YOUR INSTRUCTIONS:
Write the entries below out again exactly, but skip the pictures.

------ EXTRACTED INFORMATION

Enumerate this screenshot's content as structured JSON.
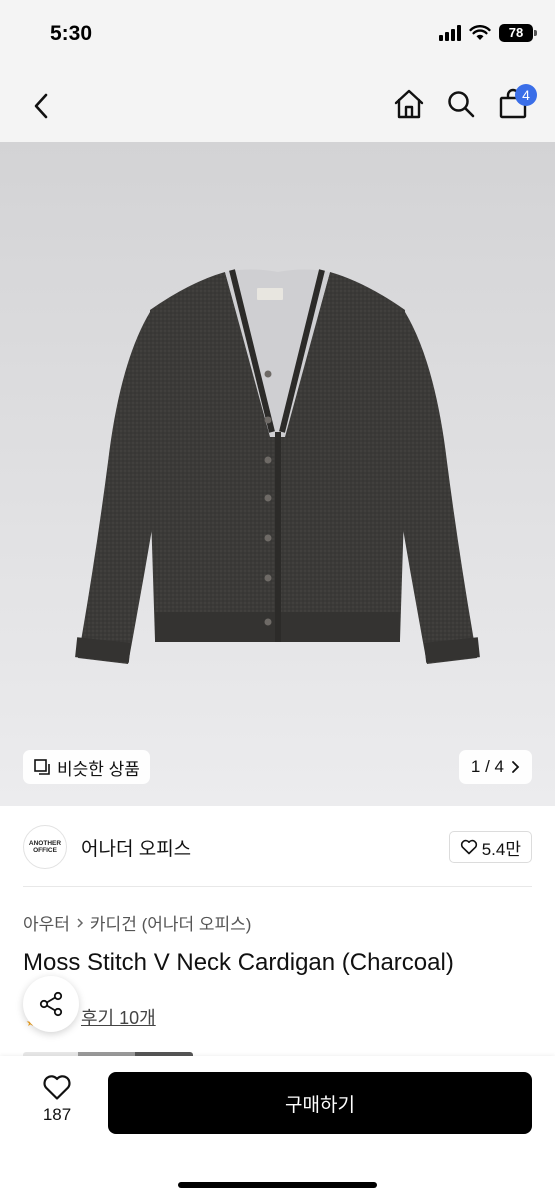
{
  "status_bar": {
    "time": "5:30",
    "battery": "78"
  },
  "nav": {
    "cart_count": "4"
  },
  "image": {
    "similar_label": "비슷한 상품",
    "page_indicator": "1 / 4",
    "brand_tag": "ANOTHER OFFICE"
  },
  "brand": {
    "logo_line1": "ANOTHER",
    "logo_line2": "OFFICE",
    "name": "어나더 오피스",
    "likes": "5.4만"
  },
  "breadcrumb": {
    "level1": "아우터",
    "level2": "카디건 (어나더 오피스)"
  },
  "product": {
    "title": "Moss Stitch V Neck Cardigan (Charcoal)",
    "reviews": "후기 10개"
  },
  "bottom": {
    "wish_count": "187",
    "buy_label": "구매하기"
  },
  "colors": {
    "accent": "#3a6ee8",
    "buy_button": "#000000",
    "cardigan": "#3b3a38"
  }
}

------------

ANSWER FOR THE TASK:
Enumerate this screenshot's content as structured JSON.
{
  "status_bar": {
    "time": "5:30",
    "battery": "78"
  },
  "nav": {
    "cart_count": "4"
  },
  "image": {
    "similar_label": "비슷한 상품",
    "page_indicator": "1 / 4",
    "brand_tag": "ANOTHER OFFICE"
  },
  "brand": {
    "logo_line1": "ANOTHER",
    "logo_line2": "OFFICE",
    "name": "어나더 오피스",
    "likes": "5.4만"
  },
  "breadcrumb": {
    "level1": "아우터",
    "level2": "카디건 (어나더 오피스)"
  },
  "product": {
    "title": "Moss Stitch V Neck Cardigan (Charcoal)",
    "reviews": "후기 10개"
  },
  "bottom": {
    "wish_count": "187",
    "buy_label": "구매하기"
  },
  "colors": {
    "accent": "#3a6ee8",
    "buy_button": "#000000",
    "cardigan": "#3b3a38"
  }
}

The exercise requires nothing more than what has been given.